- **Records shown**
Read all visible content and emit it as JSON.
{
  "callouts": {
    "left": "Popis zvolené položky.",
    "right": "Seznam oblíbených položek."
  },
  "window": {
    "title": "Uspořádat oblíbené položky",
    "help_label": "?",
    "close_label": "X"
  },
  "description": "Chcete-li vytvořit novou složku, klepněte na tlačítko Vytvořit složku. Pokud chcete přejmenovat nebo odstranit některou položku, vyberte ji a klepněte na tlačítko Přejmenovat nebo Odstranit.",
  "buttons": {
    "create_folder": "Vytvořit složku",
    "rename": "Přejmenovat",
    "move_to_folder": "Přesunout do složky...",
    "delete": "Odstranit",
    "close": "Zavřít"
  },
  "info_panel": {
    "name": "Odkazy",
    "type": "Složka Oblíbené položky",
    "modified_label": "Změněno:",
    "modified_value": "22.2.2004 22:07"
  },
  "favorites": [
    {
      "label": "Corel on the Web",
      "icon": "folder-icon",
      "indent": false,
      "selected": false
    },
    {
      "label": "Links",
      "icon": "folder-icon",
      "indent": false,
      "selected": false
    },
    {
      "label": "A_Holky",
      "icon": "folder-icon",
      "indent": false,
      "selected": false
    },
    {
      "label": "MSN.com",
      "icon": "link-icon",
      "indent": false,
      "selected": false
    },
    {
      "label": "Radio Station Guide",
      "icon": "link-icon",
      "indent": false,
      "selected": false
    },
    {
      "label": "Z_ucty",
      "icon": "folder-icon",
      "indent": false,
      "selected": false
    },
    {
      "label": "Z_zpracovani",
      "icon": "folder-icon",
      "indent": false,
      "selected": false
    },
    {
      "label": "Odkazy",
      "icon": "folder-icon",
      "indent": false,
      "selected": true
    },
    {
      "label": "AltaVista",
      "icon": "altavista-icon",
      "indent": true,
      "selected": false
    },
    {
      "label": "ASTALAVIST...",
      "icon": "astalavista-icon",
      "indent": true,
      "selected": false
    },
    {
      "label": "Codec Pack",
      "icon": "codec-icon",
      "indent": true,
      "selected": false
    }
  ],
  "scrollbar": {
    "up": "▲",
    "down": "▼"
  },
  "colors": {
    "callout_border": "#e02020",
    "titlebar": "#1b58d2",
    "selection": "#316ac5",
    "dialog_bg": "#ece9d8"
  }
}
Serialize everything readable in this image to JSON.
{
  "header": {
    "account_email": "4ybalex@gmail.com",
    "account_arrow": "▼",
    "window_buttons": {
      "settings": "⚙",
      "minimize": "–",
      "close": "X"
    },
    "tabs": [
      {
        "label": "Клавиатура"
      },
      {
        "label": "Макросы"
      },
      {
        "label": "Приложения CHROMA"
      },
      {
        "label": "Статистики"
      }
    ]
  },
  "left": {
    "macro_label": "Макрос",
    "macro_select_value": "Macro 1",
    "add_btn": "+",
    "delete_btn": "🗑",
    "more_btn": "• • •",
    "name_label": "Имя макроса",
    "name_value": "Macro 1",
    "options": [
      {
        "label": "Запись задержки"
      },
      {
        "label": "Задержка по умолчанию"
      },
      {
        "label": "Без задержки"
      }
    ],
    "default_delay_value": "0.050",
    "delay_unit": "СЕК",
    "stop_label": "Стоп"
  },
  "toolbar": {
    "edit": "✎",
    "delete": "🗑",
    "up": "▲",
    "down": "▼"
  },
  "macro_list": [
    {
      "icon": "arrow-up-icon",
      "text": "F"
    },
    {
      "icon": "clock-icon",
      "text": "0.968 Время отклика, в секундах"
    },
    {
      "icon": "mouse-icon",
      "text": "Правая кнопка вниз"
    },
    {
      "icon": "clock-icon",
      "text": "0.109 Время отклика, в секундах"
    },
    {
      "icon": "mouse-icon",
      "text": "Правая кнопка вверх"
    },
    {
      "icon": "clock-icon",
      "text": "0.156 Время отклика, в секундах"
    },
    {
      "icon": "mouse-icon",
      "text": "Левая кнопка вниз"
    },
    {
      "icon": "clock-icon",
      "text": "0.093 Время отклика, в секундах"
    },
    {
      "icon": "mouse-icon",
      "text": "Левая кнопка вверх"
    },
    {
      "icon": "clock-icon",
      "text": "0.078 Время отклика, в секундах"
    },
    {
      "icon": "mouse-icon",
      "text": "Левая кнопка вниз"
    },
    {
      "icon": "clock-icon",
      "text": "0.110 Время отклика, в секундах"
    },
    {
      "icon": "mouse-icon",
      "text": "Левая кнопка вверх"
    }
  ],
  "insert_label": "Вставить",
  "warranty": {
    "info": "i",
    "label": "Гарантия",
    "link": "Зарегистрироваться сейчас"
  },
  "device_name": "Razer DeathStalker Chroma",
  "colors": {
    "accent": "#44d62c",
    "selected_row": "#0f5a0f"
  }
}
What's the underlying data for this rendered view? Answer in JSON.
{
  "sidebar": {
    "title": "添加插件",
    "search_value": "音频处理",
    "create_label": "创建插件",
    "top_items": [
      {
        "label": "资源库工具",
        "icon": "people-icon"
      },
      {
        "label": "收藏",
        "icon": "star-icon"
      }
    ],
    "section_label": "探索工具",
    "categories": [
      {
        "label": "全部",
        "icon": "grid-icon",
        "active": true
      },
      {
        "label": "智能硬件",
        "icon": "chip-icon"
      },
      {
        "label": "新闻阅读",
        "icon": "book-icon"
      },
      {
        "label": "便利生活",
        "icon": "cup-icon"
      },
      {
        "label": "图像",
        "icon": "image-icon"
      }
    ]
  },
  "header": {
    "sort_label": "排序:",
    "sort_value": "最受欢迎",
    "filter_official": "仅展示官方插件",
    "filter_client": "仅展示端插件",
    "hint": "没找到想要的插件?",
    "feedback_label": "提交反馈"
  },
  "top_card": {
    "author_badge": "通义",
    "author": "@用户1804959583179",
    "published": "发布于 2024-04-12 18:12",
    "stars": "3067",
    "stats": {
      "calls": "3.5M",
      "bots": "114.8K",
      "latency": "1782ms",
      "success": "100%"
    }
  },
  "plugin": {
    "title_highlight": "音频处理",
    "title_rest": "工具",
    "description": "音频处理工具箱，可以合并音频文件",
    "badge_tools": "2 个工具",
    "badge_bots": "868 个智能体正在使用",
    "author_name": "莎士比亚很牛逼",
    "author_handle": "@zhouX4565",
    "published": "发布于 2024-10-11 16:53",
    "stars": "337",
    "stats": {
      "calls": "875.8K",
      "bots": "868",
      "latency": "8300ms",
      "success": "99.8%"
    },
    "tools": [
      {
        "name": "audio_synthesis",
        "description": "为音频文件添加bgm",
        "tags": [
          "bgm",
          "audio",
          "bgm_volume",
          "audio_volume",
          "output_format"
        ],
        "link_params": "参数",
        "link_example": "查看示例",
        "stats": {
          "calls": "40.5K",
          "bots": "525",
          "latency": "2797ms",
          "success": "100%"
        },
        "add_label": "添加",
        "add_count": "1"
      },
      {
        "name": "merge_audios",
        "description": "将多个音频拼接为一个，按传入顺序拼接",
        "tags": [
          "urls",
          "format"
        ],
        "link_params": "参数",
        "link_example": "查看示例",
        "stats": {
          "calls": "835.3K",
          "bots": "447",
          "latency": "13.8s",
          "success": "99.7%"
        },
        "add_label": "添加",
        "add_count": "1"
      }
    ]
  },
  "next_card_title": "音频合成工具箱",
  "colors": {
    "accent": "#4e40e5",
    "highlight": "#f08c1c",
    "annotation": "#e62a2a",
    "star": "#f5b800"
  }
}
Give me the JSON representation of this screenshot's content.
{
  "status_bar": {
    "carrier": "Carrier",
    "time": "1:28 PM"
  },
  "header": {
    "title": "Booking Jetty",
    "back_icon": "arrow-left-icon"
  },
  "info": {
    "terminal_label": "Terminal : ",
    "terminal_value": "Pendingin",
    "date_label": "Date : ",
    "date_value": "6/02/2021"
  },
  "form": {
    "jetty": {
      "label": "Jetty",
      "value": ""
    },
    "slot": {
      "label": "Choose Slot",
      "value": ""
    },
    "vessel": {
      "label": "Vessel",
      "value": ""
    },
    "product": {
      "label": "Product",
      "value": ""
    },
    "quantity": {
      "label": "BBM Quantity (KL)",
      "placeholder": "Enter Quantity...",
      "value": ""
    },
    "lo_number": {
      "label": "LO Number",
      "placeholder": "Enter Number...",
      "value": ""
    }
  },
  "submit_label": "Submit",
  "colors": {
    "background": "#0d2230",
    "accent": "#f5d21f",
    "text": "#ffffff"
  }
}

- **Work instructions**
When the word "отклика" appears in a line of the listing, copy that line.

- **Solved exercise**
      "text": "0.968 Время отклика, в секундах"
      "text": "0.109 Время отклика, в секундах"
      "text": "0.156 Время отклика, в секундах"
      "text": "0.093 Время отклика, в секундах"
      "text": "0.078 Время отклика, в секундах"
      "text": "0.110 Время отклика, в секундах"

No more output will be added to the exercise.